In Potts v. Randall Solis, et al., and Travelers Indemnity Company, et al., the Court of Appeals was required to interpret the No Fault statute to decide who owed the injured woman PIP benefits after she was hurt in a car accident. At the time she was hurt, Potts was being transported from the New Century Auto Sales used car lot to her home, while her vehicle was being serviced. Under the No Fault Act, the insurer of the driver of a vehicle owes the primary duty to pay PIP benefits, unless the person is traveling in a vehicle that transports passengers for hire.

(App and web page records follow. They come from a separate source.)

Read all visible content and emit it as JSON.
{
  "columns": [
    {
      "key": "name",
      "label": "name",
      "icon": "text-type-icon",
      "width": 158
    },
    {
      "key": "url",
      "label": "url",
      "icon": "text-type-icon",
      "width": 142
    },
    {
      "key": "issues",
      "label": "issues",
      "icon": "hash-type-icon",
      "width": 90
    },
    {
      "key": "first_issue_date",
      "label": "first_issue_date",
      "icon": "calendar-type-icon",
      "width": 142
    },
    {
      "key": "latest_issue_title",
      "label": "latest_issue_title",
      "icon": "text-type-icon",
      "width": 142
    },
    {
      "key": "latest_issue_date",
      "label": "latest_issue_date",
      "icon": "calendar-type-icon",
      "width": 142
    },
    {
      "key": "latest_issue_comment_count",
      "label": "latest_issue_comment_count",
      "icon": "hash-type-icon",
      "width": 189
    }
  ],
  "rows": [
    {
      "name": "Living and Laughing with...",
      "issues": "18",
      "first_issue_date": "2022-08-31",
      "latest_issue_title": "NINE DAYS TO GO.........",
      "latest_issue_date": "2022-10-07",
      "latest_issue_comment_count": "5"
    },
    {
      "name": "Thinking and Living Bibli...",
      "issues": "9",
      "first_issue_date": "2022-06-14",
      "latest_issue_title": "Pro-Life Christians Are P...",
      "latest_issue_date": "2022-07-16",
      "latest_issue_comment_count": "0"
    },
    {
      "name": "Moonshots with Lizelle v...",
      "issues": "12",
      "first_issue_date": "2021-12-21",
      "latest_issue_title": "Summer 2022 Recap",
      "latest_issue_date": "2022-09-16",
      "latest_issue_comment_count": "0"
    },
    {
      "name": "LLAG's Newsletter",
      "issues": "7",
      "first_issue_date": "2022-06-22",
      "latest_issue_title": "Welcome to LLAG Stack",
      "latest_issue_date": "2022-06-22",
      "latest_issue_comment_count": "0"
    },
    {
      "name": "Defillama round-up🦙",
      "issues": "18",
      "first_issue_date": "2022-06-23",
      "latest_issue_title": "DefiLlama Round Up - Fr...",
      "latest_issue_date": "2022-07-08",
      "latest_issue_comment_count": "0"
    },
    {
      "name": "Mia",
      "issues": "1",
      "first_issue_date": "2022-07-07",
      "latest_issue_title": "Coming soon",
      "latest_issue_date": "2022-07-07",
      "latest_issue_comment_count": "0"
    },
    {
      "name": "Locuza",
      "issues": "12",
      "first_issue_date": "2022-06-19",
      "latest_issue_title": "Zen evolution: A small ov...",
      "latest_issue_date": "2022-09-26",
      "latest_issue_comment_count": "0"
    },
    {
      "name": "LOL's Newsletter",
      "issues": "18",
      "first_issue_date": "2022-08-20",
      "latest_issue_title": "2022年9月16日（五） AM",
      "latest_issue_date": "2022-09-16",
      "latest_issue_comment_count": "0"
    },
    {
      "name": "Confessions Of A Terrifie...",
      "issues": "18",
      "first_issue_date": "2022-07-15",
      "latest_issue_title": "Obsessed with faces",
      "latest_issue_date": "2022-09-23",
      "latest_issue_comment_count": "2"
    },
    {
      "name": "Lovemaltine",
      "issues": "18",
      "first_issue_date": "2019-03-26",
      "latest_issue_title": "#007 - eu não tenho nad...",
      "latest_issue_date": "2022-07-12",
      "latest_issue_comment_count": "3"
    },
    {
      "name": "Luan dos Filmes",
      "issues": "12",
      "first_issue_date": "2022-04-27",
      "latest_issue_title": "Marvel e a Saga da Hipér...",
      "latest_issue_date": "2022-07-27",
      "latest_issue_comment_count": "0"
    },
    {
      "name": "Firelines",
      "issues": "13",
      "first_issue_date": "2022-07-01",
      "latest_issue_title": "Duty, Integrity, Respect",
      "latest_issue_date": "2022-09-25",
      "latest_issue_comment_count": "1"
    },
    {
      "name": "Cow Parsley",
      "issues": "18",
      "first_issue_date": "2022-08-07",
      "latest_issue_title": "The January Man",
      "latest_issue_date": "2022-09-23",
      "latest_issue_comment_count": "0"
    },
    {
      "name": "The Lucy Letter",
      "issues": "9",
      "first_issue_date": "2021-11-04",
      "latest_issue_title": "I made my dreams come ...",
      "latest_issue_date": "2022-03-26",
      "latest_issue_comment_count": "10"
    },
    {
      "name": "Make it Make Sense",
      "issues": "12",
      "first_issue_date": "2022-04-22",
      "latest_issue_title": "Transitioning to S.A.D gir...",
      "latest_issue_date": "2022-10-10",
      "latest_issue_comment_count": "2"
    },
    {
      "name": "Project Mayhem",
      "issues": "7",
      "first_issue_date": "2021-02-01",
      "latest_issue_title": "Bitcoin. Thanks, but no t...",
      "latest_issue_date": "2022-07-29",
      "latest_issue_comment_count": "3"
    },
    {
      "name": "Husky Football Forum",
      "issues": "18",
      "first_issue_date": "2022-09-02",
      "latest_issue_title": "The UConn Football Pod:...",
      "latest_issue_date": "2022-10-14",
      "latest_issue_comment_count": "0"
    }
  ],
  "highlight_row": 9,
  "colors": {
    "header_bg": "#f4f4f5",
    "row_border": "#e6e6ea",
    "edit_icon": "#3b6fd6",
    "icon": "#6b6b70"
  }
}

The involved insurers argued over whether Potts' personal auto insurance should cover Potts' medical expenses or whether the dealership-owner's coverage should apply. Starr Indemnity & Liability Company insured Potts' personal auto, while Travelers insured the used car in which Potts was driven home. The Court pointed out that the No Fault Act has been interpreted to dictate an "incidental use" standard in deciding whether a vehicle is being used in the business of transporting passengers. By that standard, since only 25% of the dealership's traffic is served by courtesy shuttle; no vehicle is actually dedicated to that use; and the driver's job responsibilities were not exclusively dedicated to passenger transportation; the transportation in this case was merely "incidental" to the used car dealer's business and not the vehicle's "primary purpose."